“While China topping the list perhaps doesn’t come as too much of a surprise, residents of (and travelers to) other countries may be surprised and concerned at the extent of biometric information that is being collected on them and what is happening to it afterward.”
This really should not come as a surprise, because last year Comparitech revealed that American and Chinese cities lead the world in spying on their citizens. Last week, I wrote an article explaining how 2019 would go down as the year that facial recognition and corporate surveillancebecame commonplace in America.
Comparitech’s recent study on biometric privacy compared how 50 countries collect and use data to identify innocent people:
- Many countries collect travelers’ biometric data, often through visas or biometric checks at airports
- Every country we studied is using biometrics for bank accounts, e.g. fingerprints to access online app data and/or to confirm identities within the banks themselves
- Despite many countries recognizing biometric data as sensitive, increased biometric use is widely accepted
- Facial recognition CCTV is being implemented in a large number of countries, or at least being tested
- EU countries scored better overall than non-EU countries due to GDPR regulations protecting the use of biometrics in the workplace (to some extent)
The USA Is The 4th Worst Abuser Of Citizen’s Biometric Privacy
Comparitech warns, “these 5 countries show a concerning lack of regard for the privacy of people’s biometric data.” That’s right, the former “land of the free” has become the land of the surveilled and tracked.
How can that be you ask?
According to Comparitech, the United States scores highly in most areas due to:
- Having biometrics in passports, ID cards, and bank accounts.
- Having a biometric voting system (optical scan equipment used in a large number of states).
- Not having a specific law to protect citizens’ biometrics. While there is a handful of state laws that protect state residents’ biometrics (as can be seen in our state privacy study), this does leave many US citizens’ biometrics exposed as there is no federal law in place.
- Implementing the widespread use of facial recognition cameras with law enforcement pushing for further use in the identification of criminals. For example, the FBI and ICE have recently been criticized due to their use of facial recognition technology to scan drivers’ license photos without gaining the citizens’ consent beforehand. Equally, some city-level bans have been put in place with San Francisco (CA), Oakland (CA), Berkeley (CA), and Somerville (MA) banning government use of facial recognition technology.
- The growing use of biometrics in the workplace. Many companies use employees’ biometrics for certain actions, e.g. using a fingerprint to gain access to a work computer. Again, some state laws offer a little more protection but this still leaves many employees’ biometrics exposed.
- Fingerprints being required for most American visas and everyone’s fingerprints being collected upon entry to the country.
Curiously, Comparitech failed to elaborate on DHS’s national Real-ID program which forces everyone to provide biometric information to drive or fly in America.
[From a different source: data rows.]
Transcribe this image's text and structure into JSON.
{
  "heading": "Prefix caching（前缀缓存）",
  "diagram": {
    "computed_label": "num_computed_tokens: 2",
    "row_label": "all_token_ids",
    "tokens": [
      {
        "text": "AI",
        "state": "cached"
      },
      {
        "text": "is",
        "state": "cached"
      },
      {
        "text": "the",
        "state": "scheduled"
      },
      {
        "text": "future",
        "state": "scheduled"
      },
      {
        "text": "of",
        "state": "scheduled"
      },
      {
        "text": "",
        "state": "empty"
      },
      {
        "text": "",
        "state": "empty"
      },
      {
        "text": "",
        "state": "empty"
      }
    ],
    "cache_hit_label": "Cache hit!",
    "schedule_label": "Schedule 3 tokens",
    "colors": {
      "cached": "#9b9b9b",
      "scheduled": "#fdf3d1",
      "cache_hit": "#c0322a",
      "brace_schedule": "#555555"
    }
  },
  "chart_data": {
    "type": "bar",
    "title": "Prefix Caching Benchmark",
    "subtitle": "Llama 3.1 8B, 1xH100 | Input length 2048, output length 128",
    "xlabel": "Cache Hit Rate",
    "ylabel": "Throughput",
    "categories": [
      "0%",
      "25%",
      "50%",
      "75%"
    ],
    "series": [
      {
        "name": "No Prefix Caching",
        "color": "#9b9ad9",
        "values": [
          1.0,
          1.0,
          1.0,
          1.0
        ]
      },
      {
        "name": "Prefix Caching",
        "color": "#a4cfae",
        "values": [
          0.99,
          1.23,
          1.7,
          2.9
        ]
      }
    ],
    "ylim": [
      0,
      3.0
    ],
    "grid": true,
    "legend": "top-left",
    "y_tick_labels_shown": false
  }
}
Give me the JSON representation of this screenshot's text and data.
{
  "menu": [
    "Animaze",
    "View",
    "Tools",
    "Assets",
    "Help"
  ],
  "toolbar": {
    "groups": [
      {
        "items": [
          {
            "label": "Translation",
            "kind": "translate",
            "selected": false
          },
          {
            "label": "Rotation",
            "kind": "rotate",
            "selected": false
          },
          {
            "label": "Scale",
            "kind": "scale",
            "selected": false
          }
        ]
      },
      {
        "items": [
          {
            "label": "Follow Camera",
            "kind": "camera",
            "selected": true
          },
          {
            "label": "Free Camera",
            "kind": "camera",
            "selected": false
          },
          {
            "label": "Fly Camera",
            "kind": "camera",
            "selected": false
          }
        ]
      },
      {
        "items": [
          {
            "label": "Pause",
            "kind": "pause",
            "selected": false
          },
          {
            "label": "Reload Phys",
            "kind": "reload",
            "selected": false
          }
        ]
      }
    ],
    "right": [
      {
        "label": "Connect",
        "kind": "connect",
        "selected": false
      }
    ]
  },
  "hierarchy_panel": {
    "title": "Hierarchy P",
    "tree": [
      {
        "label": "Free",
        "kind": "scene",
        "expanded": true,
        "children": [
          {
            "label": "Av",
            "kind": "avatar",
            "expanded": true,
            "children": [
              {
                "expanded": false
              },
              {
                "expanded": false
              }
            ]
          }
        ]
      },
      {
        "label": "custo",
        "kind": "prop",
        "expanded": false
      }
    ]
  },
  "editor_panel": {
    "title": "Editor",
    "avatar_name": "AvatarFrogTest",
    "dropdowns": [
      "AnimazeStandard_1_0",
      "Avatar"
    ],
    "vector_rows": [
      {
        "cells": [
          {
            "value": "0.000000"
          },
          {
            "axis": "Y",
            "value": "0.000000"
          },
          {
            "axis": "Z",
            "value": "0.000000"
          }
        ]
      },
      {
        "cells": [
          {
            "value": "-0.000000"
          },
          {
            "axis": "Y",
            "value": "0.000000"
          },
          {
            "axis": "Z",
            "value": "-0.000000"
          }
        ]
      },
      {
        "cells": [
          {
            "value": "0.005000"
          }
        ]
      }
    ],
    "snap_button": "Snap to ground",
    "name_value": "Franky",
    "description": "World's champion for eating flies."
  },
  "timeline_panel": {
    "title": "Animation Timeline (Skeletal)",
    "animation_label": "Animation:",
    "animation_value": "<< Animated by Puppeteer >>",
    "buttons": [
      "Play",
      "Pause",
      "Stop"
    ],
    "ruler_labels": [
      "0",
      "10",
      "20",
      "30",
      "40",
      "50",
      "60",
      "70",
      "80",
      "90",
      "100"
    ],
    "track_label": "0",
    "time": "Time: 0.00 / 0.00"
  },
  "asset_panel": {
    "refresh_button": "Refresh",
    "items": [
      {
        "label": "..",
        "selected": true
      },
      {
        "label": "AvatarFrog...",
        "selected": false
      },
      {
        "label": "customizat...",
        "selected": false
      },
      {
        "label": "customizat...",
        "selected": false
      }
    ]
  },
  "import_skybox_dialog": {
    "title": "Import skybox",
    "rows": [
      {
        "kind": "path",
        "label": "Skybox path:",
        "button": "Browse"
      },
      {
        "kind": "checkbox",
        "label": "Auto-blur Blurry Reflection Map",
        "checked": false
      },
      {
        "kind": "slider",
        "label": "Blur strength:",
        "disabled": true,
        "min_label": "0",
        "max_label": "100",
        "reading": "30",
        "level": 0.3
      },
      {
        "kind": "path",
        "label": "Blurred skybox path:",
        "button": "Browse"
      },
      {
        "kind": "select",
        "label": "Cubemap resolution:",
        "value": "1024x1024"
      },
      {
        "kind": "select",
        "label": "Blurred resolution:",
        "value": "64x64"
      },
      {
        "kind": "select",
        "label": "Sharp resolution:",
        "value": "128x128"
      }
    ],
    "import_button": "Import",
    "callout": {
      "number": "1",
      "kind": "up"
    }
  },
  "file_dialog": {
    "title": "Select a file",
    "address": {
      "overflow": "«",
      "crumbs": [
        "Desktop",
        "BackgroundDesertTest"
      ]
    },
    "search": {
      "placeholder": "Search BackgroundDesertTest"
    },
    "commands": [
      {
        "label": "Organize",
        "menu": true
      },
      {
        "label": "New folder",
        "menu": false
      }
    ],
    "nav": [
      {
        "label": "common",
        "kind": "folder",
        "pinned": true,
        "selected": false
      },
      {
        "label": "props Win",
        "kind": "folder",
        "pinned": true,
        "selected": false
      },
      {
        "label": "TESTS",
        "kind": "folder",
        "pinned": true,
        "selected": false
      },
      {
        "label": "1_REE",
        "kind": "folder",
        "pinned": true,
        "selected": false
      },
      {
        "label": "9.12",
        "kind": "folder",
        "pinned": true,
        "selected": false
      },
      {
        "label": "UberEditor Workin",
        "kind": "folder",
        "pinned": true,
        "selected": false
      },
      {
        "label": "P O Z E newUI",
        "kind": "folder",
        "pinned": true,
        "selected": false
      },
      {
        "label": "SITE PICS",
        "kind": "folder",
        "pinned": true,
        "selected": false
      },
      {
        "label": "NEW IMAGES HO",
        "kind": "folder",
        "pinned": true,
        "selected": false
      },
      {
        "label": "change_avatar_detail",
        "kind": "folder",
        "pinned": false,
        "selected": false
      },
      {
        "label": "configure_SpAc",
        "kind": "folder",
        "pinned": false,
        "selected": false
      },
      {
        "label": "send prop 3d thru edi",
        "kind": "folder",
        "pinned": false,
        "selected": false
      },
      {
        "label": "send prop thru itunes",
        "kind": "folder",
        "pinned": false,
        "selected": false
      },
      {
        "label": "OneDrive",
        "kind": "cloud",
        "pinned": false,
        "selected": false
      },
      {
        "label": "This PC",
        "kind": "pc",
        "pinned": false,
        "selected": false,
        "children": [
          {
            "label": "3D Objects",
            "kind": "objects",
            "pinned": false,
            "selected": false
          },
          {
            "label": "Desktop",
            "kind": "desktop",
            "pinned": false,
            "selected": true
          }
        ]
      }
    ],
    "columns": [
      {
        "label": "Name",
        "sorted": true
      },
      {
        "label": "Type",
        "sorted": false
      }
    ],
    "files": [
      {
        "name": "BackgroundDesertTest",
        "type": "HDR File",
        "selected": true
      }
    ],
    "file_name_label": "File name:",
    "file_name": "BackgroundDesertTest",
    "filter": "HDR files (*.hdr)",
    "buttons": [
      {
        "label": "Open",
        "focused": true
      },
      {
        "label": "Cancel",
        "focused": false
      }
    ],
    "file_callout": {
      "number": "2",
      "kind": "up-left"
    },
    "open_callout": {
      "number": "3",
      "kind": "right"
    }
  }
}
If they had included Real-ID in their study it is my opinion that America would be 2nd only to China in abusing citizen’s biometric privacy.
The other countries listed in the top ten worst abusers of citizens biometric privacy rights, India, South Africa, Brazil, Nigeria, and Argentina are all countries one might expect to be in or near the top but a neighbor to America’s north is also one of the worst, Canada.
As I mentioned earlier, the Western world has used 9/11 as an excuse to abuse citizen’s privacy rights and, sadly, Canada is no exception.
What does this study teach us?
That countries like Canada and the United States, once bastion’s of a free society, are now near mirror-images of surveillance states, like China, Malaysia, Pakistan, India, the Philippines and Taiwan is horrifying.
The Carnegie Endowment For Peace whitepaper titled, AI Global Surveillance (AIGS) Indexwarned, that AI surveillance is being used by 176 countries to track individuals.
“As the spread of AI surveillance continues unabated. Its use by repressive regimes to engineer crackdowns against targeted populations has already sounded alarm bells.”
And, hopefully, that is what you will take away from this story: our government increasingly uses biometrics and AI surveillance to track everyone.